◆ What is being asked
Give back every line of the data, word for word.

Data excerpts:
((

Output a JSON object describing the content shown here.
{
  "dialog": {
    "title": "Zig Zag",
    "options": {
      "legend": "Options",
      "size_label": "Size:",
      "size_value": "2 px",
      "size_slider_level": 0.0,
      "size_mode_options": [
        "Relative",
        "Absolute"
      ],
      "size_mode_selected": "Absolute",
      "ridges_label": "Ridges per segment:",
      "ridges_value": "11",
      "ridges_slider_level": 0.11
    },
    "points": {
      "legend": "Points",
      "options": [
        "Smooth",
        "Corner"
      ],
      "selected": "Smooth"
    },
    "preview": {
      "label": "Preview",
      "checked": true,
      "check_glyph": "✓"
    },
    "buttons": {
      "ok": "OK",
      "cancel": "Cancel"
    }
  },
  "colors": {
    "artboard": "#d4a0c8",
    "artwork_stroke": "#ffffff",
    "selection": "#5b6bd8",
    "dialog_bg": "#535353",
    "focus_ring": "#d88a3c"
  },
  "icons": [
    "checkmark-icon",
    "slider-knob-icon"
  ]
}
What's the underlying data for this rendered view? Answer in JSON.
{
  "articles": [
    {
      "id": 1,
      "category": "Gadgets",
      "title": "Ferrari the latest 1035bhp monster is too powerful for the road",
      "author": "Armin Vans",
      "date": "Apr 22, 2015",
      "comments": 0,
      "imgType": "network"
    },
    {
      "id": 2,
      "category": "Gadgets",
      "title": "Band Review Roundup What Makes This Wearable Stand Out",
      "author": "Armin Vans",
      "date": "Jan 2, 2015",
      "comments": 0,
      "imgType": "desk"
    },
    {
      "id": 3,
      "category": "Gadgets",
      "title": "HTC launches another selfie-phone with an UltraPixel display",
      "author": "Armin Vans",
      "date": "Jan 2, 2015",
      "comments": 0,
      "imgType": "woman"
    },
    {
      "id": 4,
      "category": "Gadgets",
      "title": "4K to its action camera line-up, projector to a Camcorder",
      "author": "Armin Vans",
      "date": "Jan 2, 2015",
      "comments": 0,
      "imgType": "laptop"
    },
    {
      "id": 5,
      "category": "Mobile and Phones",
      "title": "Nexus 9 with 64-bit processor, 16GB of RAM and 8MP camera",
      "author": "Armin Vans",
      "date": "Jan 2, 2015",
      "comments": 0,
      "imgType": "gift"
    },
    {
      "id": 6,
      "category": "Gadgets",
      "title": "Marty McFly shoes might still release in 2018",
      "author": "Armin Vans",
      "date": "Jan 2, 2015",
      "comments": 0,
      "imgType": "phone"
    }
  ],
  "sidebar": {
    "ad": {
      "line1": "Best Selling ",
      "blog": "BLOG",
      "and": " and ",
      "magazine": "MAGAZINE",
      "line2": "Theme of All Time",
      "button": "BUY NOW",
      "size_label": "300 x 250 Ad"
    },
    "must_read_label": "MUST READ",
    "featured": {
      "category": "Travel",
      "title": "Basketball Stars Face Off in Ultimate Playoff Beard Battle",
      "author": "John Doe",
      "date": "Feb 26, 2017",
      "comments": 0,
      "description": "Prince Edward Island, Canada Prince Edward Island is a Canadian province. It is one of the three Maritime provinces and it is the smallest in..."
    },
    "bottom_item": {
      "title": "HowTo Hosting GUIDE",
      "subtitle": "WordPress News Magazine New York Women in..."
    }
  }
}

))

◆ Exercise answer
Output a JSON object describing the content shown here.
{
  "dialog": {
    "title": "Zig Zag",
    "options": {
      "legend": "Options",
      "size_label": "Size:",
      "size_value": "2 px",
      "size_slider_level": 0.0,
      "size_mode_options": [
        "Relative",
        "Absolute"
      ],
      "size_mode_selected": "Absolute",
      "ridges_label": "Ridges per segment:",
      "ridges_value": "11",
      "ridges_slider_level": 0.11
    },
    "points": {
      "legend": "Points",
      "options": [
        "Smooth",
        "Corner"
      ],
      "selected": "Smooth"
    },
    "preview": {
      "label": "Preview",
      "checked": true,
      "check_glyph": "✓"
    },
    "buttons": {
      "ok": "OK",
      "cancel": "Cancel"
    }
  },
  "colors": {
    "artboard": "#d4a0c8",
    "artwork_stroke": "#ffffff",
    "selection": "#5b6bd8",
    "dialog_bg": "#535353",
    "focus_ring": "#d88a3c"
  },
  "icons": [
    "checkmark-icon",
    "slider-knob-icon"
  ]
}
What's the underlying data for this rendered view? Answer in JSON.
{
  "articles": [
    {
      "id": 1,
      "category": "Gadgets",
      "title": "Ferrari the latest 1035bhp monster is too powerful for the road",
      "author": "Armin Vans",
      "date": "Apr 22, 2015",
      "comments": 0,
      "imgType": "network"
    },
    {
      "id": 2,
      "category": "Gadgets",
      "title": "Band Review Roundup What Makes This Wearable Stand Out",
      "author": "Armin Vans",
      "date": "Jan 2, 2015",
      "comments": 0,
      "imgType": "desk"
    },
    {
      "id": 3,
      "category": "Gadgets",
      "title": "HTC launches another selfie-phone with an UltraPixel display",
      "author": "Armin Vans",
      "date": "Jan 2, 2015",
      "comments": 0,
      "imgType": "woman"
    },
    {
      "id": 4,
      "category": "Gadgets",
      "title": "4K to its action camera line-up, projector to a Camcorder",
      "author": "Armin Vans",
      "date": "Jan 2, 2015",
      "comments": 0,
      "imgType": "laptop"
    },
    {
      "id": 5,
      "category": "Mobile and Phones",
      "title": "Nexus 9 with 64-bit processor, 16GB of RAM and 8MP camera",
      "author": "Armin Vans",
      "date": "Jan 2, 2015",
      "comments": 0,
      "imgType": "gift"
    },
    {
      "id": 6,
      "category": "Gadgets",
      "title": "Marty McFly shoes might still release in 2018",
      "author": "Armin Vans",
      "date": "Jan 2, 2015",
      "comments": 0,
      "imgType": "phone"
    }
  ],
  "sidebar": {
    "ad": {
      "line1": "Best Selling ",
      "blog": "BLOG",
      "and": " and ",
      "magazine": "MAGAZINE",
      "line2": "Theme of All Time",
      "button": "BUY NOW",
      "size_label": "300 x 250 Ad"
    },
    "must_read_label": "MUST READ",
    "featured": {
      "category": "Travel",
      "title": "Basketball Stars Face Off in Ultimate Playoff Beard Battle",
      "author": "John Doe",
      "date": "Feb 26, 2017",
      "comments": 0,
      "description": "Prince Edward Island, Canada Prince Edward Island is a Canadian province. It is one of the three Maritime provinces and it is the smallest in..."
    },
    "bottom_item": {
      "title": "HowTo Hosting GUIDE",
      "subtitle": "WordPress News Magazine New York Women in..."
    }
  }
}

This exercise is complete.